= What the task requires =
Report each line of the data below in which "Services" appears.

Entries from a dataset of interfaces:
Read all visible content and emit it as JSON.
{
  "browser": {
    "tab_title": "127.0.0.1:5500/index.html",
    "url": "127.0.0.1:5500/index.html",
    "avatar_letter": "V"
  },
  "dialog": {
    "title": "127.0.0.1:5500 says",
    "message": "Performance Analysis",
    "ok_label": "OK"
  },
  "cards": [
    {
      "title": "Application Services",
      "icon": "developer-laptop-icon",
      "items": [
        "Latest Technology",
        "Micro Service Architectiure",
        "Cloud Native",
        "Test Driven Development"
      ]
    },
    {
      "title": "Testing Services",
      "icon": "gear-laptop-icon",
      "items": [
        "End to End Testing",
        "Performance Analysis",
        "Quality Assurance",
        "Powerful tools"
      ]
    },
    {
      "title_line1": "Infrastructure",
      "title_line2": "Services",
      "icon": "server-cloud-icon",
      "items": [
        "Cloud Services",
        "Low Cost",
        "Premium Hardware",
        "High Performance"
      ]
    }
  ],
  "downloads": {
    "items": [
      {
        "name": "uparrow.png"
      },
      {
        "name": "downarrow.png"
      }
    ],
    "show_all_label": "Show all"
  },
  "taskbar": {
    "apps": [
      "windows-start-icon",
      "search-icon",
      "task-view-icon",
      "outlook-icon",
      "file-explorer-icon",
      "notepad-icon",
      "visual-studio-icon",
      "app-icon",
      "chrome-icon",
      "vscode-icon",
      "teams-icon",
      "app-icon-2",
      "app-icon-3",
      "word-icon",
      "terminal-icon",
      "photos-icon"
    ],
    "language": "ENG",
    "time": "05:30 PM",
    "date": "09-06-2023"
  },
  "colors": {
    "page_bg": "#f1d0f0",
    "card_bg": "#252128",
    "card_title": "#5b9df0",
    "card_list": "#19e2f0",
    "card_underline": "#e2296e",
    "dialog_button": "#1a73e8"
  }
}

= Exercise answer =
      "title": "Application Services",
      "title": "Testing Services",
      "title_line2": "Services",
        "Cloud Services",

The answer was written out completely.